Catherine Cusset, the prolific French novelist, whose every next novel I purchase when it has barely arrived at my bookstore and avidly start reading on my return home, delivered one of her greatest, most compelling, most captivating novels yet. La Définition du Bonheur was published in August of this year. Narrator time and plot time take the reader into the beginning of 2021. It’s a rare example of author, narrator and plot time merging. The novel juxtaposes the lives of two women, both French, the one, Ève, living and working, and being successful, in New York, the other, Clarisse, leading a hardscrabble life in Paris. Both have children. The relation between the two women is revealed late in the story, when the rapids of the novel’s counterpointing flows increase in frequency to turn into the churning whitewater of the gruesome finale. Few novelists have Cusset’s gift of crafting the most powerful literary fiction from plain, efficient, unembellished language.
One of the cats is on my bed. He is always at my side when I’m in bed. The other cat spends her nights somewhere else in the house – I don’t know where. She’s always on my lap when I’m on the couch reading a paper or a book, or working on my laptop, or watching Netflix or Amazon Prime. The natives of this country have a reputation for boorishness and crass stupidity. They are generally less than hygienic, and money is the only thing that gets them out of bed and into the streets. Throughout the covid-19 crisis, at every next spike, this country continues to be among the worst hit. I am never infected with anything, ever, not even with the common cold. I’m imperishable and everlasting. Yet, I had my jabs. Of course. The COP26 event in Glasgow has been a disaster. Every such event has been and always will be. Just look at yourselves. Think of yourselves.
When I think of the cats, when I consider the one that’s on my bed now, it occurs to me what a terrible hazard humans are, myself included, how horrible it must be to be depending on them for food, shelter, life.

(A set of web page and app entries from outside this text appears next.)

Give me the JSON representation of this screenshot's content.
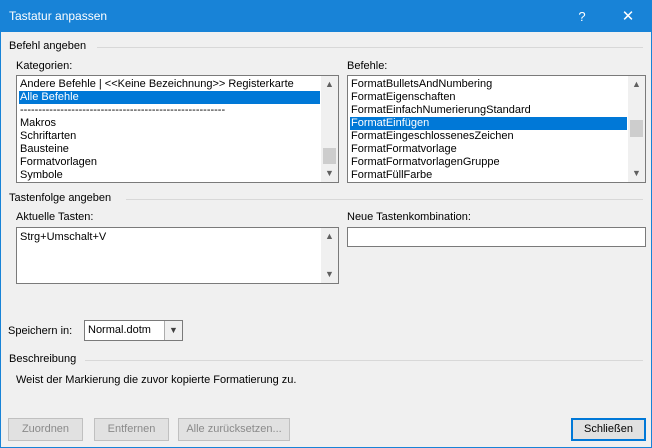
{
  "window": {
    "title": "Tastatur anpassen",
    "help_icon": "?",
    "close_icon": "✕"
  },
  "befehl": {
    "group_label": "Befehl angeben",
    "kategorien_label": "Kategorien:",
    "kategorien": [
      {
        "label": "Andere Befehle | <<Keine Bezeichnung>> Registerkarte",
        "selected": false
      },
      {
        "label": "Alle Befehle",
        "selected": true
      },
      {
        "label": "--------------------------------------------------------",
        "selected": false
      },
      {
        "label": "Makros",
        "selected": false
      },
      {
        "label": "Schriftarten",
        "selected": false
      },
      {
        "label": "Bausteine",
        "selected": false
      },
      {
        "label": "Formatvorlagen",
        "selected": false
      },
      {
        "label": "Symbole",
        "selected": false
      }
    ],
    "befehle_label": "Befehle:",
    "befehle": [
      {
        "label": "FormatBulletsAndNumbering",
        "selected": false
      },
      {
        "label": "FormatEigenschaften",
        "selected": false
      },
      {
        "label": "FormatEinfachNumerierungStandard",
        "selected": false
      },
      {
        "label": "FormatEinfügen",
        "selected": true
      },
      {
        "label": "FormatEingeschlossenesZeichen",
        "selected": false
      },
      {
        "label": "FormatFormatvorlage",
        "selected": false
      },
      {
        "label": "FormatFormatvorlagenGruppe",
        "selected": false
      },
      {
        "label": "FormatFüllFarbe",
        "selected": false
      }
    ]
  },
  "tastenfolge": {
    "group_label": "Tastenfolge angeben",
    "aktuelle_label": "Aktuelle Tasten:",
    "aktuelle_tasten": "Strg+Umschalt+V",
    "neue_label": "Neue Tastenkombination:",
    "neue_value": ""
  },
  "speichern": {
    "label": "Speichern in:",
    "value": "Normal.dotm"
  },
  "beschreibung": {
    "group_label": "Beschreibung",
    "text": "Weist der Markierung die zuvor kopierte Formatierung zu."
  },
  "buttons": {
    "zuordnen": "Zuordnen",
    "entfernen": "Entfernen",
    "alle_zuruecksetzen": "Alle zurücksetzen...",
    "schliessen": "Schließen"
  },
  "colors": {
    "titlebar": "#1883d7",
    "selection": "#0078d7"
  }
}
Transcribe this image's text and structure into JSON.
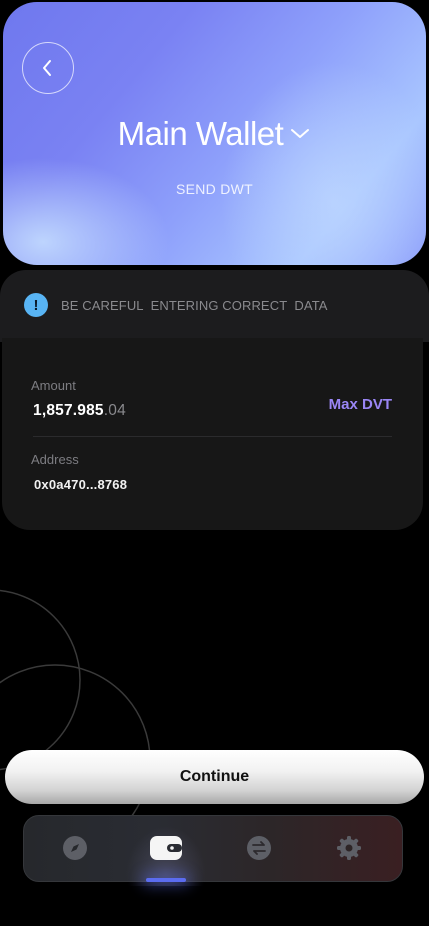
{
  "header": {
    "wallet_name": "Main Wallet",
    "subtitle": "SEND DWT"
  },
  "warning": {
    "icon": "info-icon",
    "glyph": "!",
    "text": "BE CAREFUL  ENTERING CORRECT  DATA"
  },
  "form": {
    "amount_label": "Amount",
    "amount_integer": "1,857.985",
    "amount_decimal": ".04",
    "max_label": "Max DVT",
    "address_label": "Address",
    "address_value": "0x0a470...8768"
  },
  "actions": {
    "continue_label": "Continue"
  },
  "nav": {
    "items": [
      {
        "icon": "compass-icon",
        "active": false
      },
      {
        "icon": "wallet-icon",
        "active": true
      },
      {
        "icon": "swap-icon",
        "active": false
      },
      {
        "icon": "gear-icon",
        "active": false
      }
    ]
  },
  "colors": {
    "accent": "#9a86f5",
    "info": "#58b4f4",
    "nav_active": "#5b6cf0"
  }
}
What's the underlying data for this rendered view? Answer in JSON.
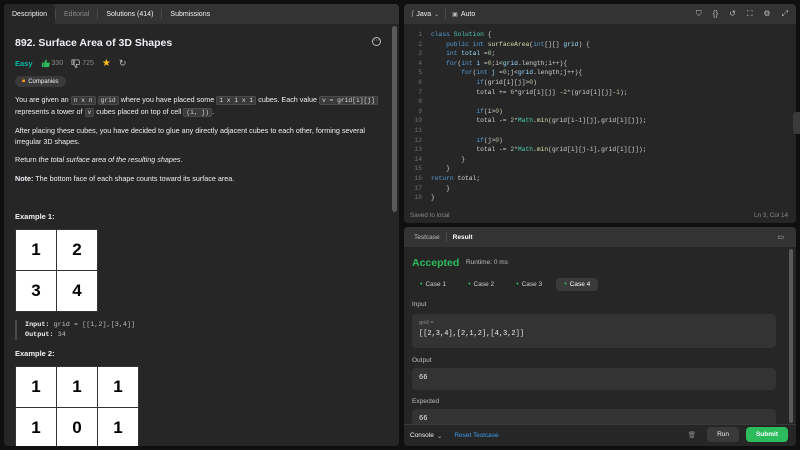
{
  "left": {
    "tabs": [
      "Description",
      "Editorial",
      "Solutions (414)",
      "Submissions"
    ],
    "title": "892. Surface Area of 3D Shapes",
    "difficulty": "Easy",
    "likes": "330",
    "dislikes": "725",
    "companies": "Companies",
    "desc": {
      "p1_a": "You are given an ",
      "p1_c1": "n x n",
      "p1_b": " ",
      "p1_c2": "grid",
      "p1_c": " where you have placed some ",
      "p1_c3": "1 x 1 x 1",
      "p1_d": " cubes. Each value ",
      "p1_c4": "v = grid[i][j]",
      "p1_e": " represents a tower of ",
      "p1_c5": "v",
      "p1_f": " cubes placed on top of cell ",
      "p1_c6": "(i, j)",
      "p1_g": ".",
      "p2": "After placing these cubes, you have decided to glue any directly adjacent cubes to each other, forming several irregular 3D shapes.",
      "p3_a": "Return ",
      "p3_b": "the total surface area of the resulting shapes",
      "p3_c": ".",
      "note_label": "Note:",
      "note": " The bottom face of each shape counts toward its surface area."
    },
    "example1": {
      "title": "Example 1:",
      "grid": [
        [
          "1",
          "2"
        ],
        [
          "3",
          "4"
        ]
      ],
      "input_label": "Input:",
      "input": " grid = [[1,2],[3,4]]",
      "output_label": "Output:",
      "output": " 34"
    },
    "example2": {
      "title": "Example 2:",
      "grid": [
        [
          "1",
          "1",
          "1"
        ],
        [
          "1",
          "0",
          "1"
        ]
      ]
    }
  },
  "editor": {
    "language": "Java",
    "mode": "Auto",
    "status_left": "Saved to local",
    "status_right": "Ln 3, Col 14"
  },
  "bottom": {
    "tabs": [
      "Testcase",
      "Result"
    ],
    "verdict": "Accepted",
    "runtime": "Runtime: 0 ms",
    "cases": [
      "Case 1",
      "Case 2",
      "Case 3",
      "Case 4"
    ],
    "input_label": "Input",
    "input_key": "grid =",
    "input_value": "[[2,3,4],[2,1,2],[4,3,2]]",
    "output_label": "Output",
    "output_value": "66",
    "expected_label": "Expected",
    "expected_value": "66",
    "console": "Console",
    "reset": "Reset Testcase",
    "run": "Run",
    "submit": "Submit"
  },
  "colors": {
    "accepted": "#2cbb5d",
    "easy": "#00b8a3",
    "panel": "#262626"
  }
}
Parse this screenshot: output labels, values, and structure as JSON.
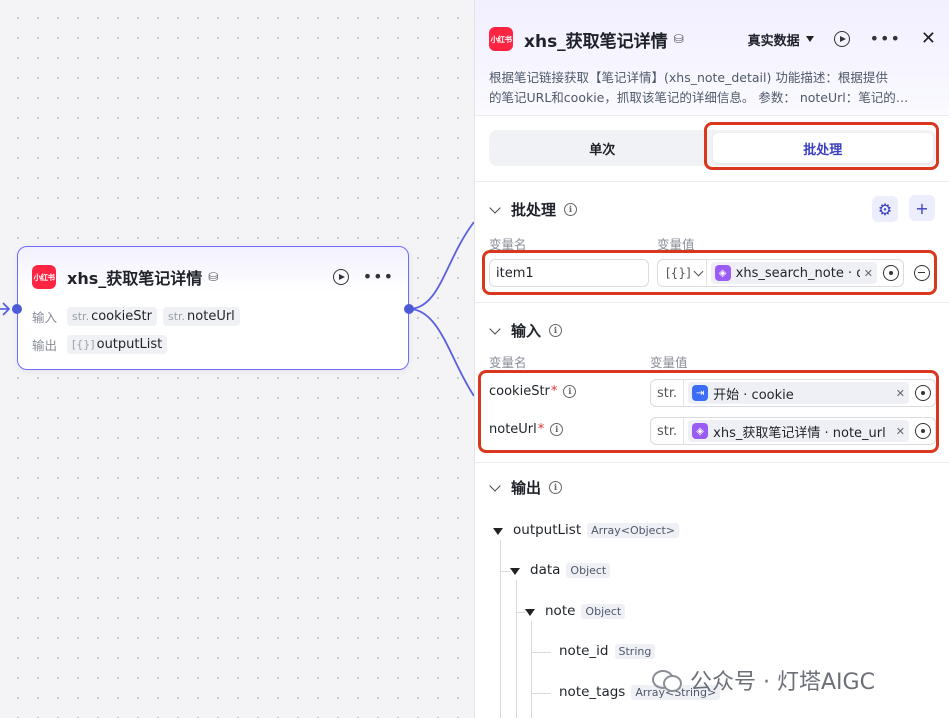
{
  "node": {
    "logo_text": "小红书",
    "title": "xhs_获取笔记详情",
    "input_label": "输入",
    "output_label": "输出",
    "inputs": [
      {
        "type": "str.",
        "name": "cookieStr"
      },
      {
        "type": "str.",
        "name": "noteUrl"
      }
    ],
    "outputs": [
      {
        "type": "[{}]",
        "name": "outputList"
      }
    ]
  },
  "panel": {
    "logo_text": "小红书",
    "title": "xhs_获取笔记详情",
    "mode": "真实数据",
    "description_line1": "根据笔记链接获取【笔记详情】(xhs_note_detail) 功能描述：根据提供",
    "description_line2": "的笔记URL和cookie，抓取该笔记的详细信息。 参数： noteUrl：笔记的…",
    "tabs": [
      "单次",
      "批处理"
    ],
    "active_tab": "批处理",
    "batch": {
      "title": "批处理",
      "col_name": "变量名",
      "col_value": "变量值",
      "item_name": "item1",
      "item_type": "[{}]",
      "item_ref": "xhs_search_note · d··"
    },
    "inputs": {
      "title": "输入",
      "col_name": "变量名",
      "col_value": "变量值",
      "fields": [
        {
          "name": "cookieStr",
          "required_mark": "*",
          "type": "str.",
          "ref": "开始 · cookie"
        },
        {
          "name": "noteUrl",
          "required_mark": "*",
          "type": "str.",
          "ref": "xhs_获取笔记详情 · note_url"
        }
      ]
    },
    "outputs": {
      "title": "输出",
      "tree": [
        {
          "name": "outputList",
          "type": "Array<Object>"
        },
        {
          "name": "data",
          "type": "Object"
        },
        {
          "name": "note",
          "type": "Object"
        },
        {
          "name": "note_id",
          "type": "String"
        },
        {
          "name": "note_tags",
          "type": "Array<String>"
        }
      ]
    }
  },
  "watermark": "公众号 · 灯塔AIGC",
  "colors": {
    "accent": "#3a3fbf",
    "node_border": "#6c6cf5",
    "highlight": "#d9381e",
    "brand_red": "#ff2442"
  }
}
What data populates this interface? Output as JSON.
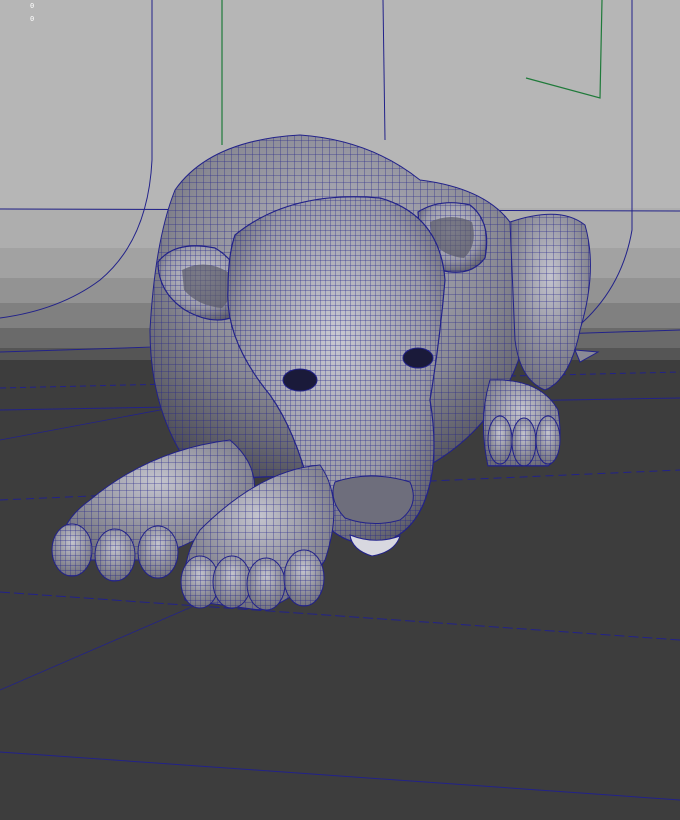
{
  "viewport": {
    "hud_values": [
      "0",
      "0"
    ],
    "colors": {
      "wire": "#22228a",
      "mesh_light": "#b6b6c0",
      "mesh_dark": "#4e4e58",
      "floor": "#3c3c3c",
      "backdrop_light": "#b2b2b2",
      "backdrop_dark": "#6c6c6c",
      "locator": "#1f7a3a"
    },
    "subject": {
      "icon": "lioness-mesh-icon",
      "pose": "lying-down-front-view"
    }
  }
}
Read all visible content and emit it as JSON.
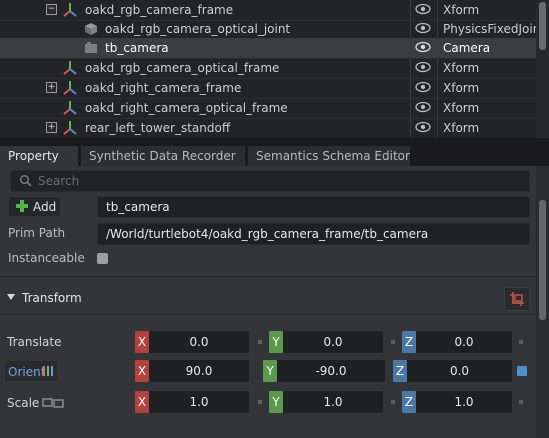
{
  "stage": {
    "rows": [
      {
        "name": "oakd_rgb_camera_frame",
        "type": "Xform",
        "expander": "−"
      },
      {
        "name": "oakd_rgb_camera_optical_joint",
        "type": "PhysicsFixedJoin"
      },
      {
        "name": "tb_camera",
        "type": "Camera",
        "selected": true
      },
      {
        "name": "oakd_rgb_camera_optical_frame",
        "type": "Xform"
      },
      {
        "name": "oakd_right_camera_frame",
        "type": "Xform",
        "expander": "+"
      },
      {
        "name": "oakd_right_camera_optical_frame",
        "type": "Xform"
      },
      {
        "name": "rear_left_tower_standoff",
        "type": "Xform",
        "expander": "+"
      }
    ]
  },
  "tabs": [
    "Property",
    "Synthetic Data Recorder",
    "Semantics Schema Editor"
  ],
  "property": {
    "search_placeholder": "Search",
    "add_label": "Add",
    "name_value": "tb_camera",
    "prim_path_label": "Prim Path",
    "prim_path_value": "/World/turtlebot4/oakd_rgb_camera_frame/tb_camera",
    "instanceable_label": "Instanceable",
    "transform_title": "Transform",
    "translate": {
      "label": "Translate",
      "x": "0.0",
      "y": "0.0",
      "z": "0.0"
    },
    "orient": {
      "label": "Orient",
      "x": "90.0",
      "y": "-90.0",
      "z": "0.0"
    },
    "scale": {
      "label": "Scale",
      "x": "1.0",
      "y": "1.0",
      "z": "1.0"
    },
    "axis_labels": {
      "x": "X",
      "y": "Y",
      "z": "Z"
    }
  },
  "colors": {
    "axis_x": "#b3423f",
    "axis_y": "#5b9a4c",
    "axis_z": "#4a79a8",
    "orient_label": "#6fa4e0"
  }
}
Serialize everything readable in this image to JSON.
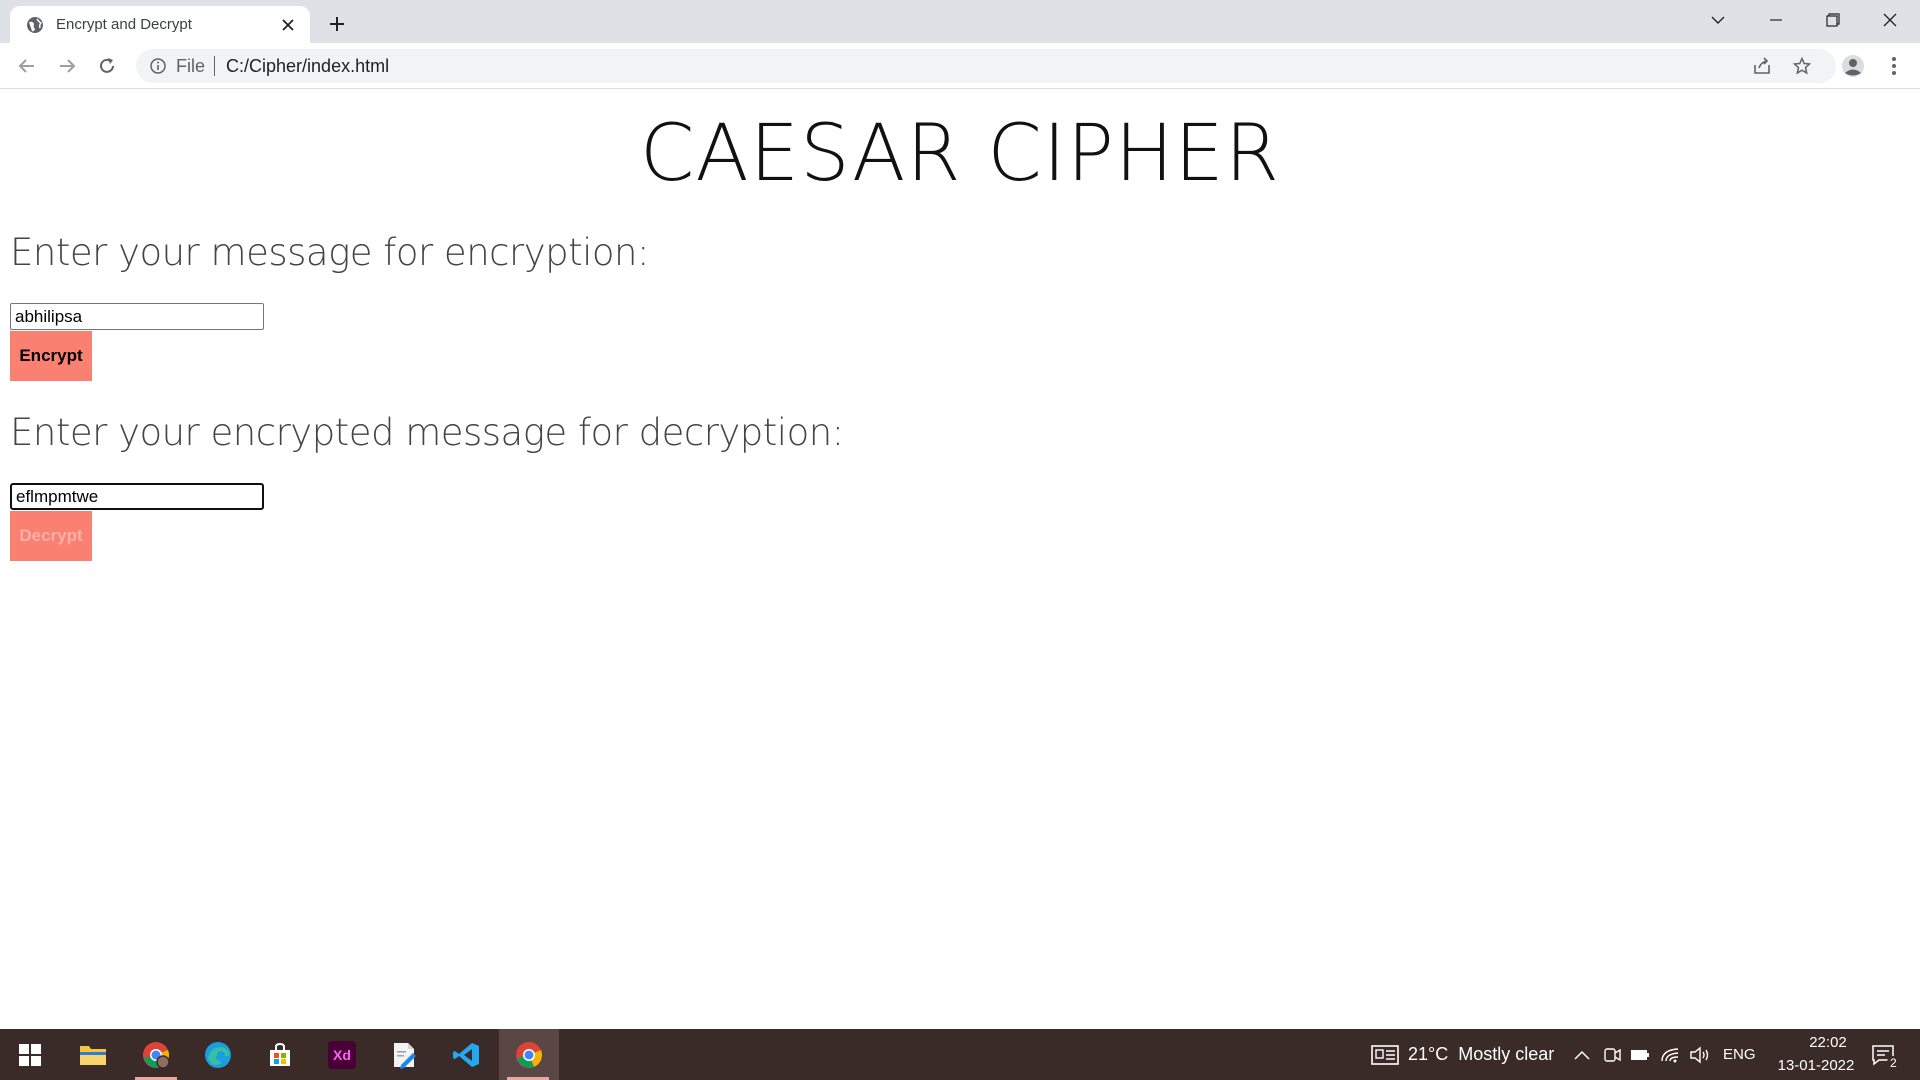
{
  "browser": {
    "tab_title": "Encrypt and Decrypt",
    "scheme_label": "File",
    "url": "C:/Cipher/index.html"
  },
  "page": {
    "title": "CAESAR CIPHER",
    "encrypt": {
      "heading": "Enter your message for encryption:",
      "input_value": "abhilipsa",
      "button_label": "Encrypt"
    },
    "decrypt": {
      "heading": "Enter your encrypted message for decryption:",
      "input_value": "eflmpmtwe",
      "button_label": "Decrypt"
    }
  },
  "taskbar": {
    "apps": [
      "windows-start",
      "file-explorer",
      "chrome-profile",
      "edge",
      "microsoft-store",
      "adobe-xd",
      "notepad",
      "vs-code",
      "chrome"
    ],
    "weather": "21°C  Mostly clear",
    "language": "ENG",
    "time": "22:02",
    "date": "13-01-2022",
    "notification_count": "2"
  },
  "colors": {
    "button_bg": "#fa8072",
    "taskbar_bg": "#3a2a28",
    "tabstrip_bg": "#dee1e6"
  }
}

Cusset’s unsettling definition of happiness – whose happiness anyway? Ève’s? Clarisse’s? each her own? which happiness in the first place? – is so powerful, it cannot but bring on these musings.